* **What the task asks**
The string "postgresql" appears in some lines of the entries that follow; copy each such line.
===== Entries provided
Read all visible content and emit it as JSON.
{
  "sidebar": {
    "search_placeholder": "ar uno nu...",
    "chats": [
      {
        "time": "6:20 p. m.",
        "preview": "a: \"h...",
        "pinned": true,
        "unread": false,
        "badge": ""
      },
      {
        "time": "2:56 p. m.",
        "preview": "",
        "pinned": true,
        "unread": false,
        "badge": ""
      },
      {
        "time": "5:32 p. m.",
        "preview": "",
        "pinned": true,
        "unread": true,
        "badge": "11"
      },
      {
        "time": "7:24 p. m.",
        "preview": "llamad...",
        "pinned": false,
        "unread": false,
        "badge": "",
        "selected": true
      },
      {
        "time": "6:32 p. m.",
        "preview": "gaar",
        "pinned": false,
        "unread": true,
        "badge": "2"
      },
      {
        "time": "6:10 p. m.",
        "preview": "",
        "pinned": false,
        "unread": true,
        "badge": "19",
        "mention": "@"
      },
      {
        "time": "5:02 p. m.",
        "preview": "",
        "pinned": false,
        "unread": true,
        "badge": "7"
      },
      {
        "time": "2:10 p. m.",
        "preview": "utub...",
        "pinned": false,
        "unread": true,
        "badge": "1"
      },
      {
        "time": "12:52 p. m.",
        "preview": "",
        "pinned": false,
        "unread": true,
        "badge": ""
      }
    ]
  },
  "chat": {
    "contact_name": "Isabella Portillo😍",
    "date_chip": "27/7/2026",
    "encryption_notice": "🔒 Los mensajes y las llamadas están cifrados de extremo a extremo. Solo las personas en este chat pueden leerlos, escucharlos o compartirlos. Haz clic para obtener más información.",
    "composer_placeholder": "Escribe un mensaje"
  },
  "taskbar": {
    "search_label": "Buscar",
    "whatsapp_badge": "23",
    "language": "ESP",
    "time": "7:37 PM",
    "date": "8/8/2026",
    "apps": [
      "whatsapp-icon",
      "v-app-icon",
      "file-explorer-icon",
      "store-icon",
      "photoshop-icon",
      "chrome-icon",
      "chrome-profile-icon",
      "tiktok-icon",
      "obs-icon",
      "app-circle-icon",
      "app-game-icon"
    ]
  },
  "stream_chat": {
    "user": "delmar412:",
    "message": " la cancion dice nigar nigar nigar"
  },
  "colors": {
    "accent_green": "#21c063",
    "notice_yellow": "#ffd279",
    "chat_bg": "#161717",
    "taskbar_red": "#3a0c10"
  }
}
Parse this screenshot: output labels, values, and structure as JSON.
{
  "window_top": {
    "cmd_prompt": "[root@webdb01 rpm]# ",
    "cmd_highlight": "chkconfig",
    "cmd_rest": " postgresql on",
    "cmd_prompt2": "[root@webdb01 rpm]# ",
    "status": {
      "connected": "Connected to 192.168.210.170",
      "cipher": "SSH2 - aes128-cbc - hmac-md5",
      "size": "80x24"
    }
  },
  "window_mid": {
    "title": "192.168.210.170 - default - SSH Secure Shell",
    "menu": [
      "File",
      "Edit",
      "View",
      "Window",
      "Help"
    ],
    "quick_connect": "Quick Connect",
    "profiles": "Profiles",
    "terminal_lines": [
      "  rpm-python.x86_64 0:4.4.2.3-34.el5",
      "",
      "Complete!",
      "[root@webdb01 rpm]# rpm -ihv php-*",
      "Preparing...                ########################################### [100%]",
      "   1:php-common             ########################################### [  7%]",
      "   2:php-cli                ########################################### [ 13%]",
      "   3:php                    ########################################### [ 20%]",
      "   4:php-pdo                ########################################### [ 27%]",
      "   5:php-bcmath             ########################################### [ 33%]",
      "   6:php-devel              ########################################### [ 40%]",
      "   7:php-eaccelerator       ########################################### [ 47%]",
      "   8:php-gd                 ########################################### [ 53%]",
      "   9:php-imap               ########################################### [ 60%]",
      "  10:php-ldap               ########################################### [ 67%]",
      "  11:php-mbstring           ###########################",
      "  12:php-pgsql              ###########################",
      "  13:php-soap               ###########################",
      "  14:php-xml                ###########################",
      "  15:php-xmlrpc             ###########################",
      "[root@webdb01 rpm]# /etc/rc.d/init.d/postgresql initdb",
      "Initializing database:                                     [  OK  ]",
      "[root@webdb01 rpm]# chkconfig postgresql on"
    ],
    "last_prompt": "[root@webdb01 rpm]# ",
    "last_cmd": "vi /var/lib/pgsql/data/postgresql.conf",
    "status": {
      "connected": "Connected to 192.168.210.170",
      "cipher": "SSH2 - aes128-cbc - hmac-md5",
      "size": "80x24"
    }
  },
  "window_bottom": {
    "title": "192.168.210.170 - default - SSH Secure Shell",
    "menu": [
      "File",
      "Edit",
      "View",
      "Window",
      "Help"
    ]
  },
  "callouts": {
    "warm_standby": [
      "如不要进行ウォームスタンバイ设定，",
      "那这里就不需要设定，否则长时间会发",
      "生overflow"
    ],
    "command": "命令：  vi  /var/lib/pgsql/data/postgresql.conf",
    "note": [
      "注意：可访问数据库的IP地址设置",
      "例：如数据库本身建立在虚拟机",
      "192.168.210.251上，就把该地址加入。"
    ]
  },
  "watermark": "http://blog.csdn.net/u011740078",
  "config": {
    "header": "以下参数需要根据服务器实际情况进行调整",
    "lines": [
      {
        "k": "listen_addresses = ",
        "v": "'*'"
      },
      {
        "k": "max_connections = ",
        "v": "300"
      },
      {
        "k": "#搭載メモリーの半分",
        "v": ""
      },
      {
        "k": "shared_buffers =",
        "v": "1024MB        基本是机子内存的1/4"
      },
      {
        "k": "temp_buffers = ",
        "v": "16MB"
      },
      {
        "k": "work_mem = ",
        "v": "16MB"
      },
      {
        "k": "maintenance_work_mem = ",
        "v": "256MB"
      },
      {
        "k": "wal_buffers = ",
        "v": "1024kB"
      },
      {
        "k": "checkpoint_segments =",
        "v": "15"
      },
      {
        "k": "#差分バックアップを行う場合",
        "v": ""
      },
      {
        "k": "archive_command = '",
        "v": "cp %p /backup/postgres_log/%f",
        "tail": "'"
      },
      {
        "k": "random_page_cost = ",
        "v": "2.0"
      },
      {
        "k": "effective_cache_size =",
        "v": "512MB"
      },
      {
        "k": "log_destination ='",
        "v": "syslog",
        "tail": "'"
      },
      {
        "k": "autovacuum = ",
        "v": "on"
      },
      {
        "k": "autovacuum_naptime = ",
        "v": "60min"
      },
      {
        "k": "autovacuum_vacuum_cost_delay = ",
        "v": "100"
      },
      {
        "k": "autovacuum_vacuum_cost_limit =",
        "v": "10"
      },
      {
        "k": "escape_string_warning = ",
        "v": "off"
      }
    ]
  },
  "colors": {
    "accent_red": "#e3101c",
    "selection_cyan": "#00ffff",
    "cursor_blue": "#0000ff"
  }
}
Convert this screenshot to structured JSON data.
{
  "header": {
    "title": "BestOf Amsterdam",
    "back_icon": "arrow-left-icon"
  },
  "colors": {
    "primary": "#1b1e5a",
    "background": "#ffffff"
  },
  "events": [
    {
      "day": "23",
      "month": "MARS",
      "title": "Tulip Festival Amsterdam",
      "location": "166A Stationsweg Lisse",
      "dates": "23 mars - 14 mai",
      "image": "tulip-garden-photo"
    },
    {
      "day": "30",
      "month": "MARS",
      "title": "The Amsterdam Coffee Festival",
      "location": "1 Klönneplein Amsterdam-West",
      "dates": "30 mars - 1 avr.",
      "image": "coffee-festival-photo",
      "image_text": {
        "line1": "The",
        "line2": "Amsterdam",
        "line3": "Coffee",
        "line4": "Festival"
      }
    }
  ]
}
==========
* **Solution for this problem**
    "cmd_rest": " postgresql on",
      "[root@webdb01 rpm]# /etc/rc.d/init.d/postgresql initdb",
      "[root@webdb01 rpm]# chkconfig postgresql on"
    "last_cmd": "vi /var/lib/pgsql/data/postgresql.conf",
    "command": "命令：  vi  /var/lib/pgsql/data/postgresql.conf",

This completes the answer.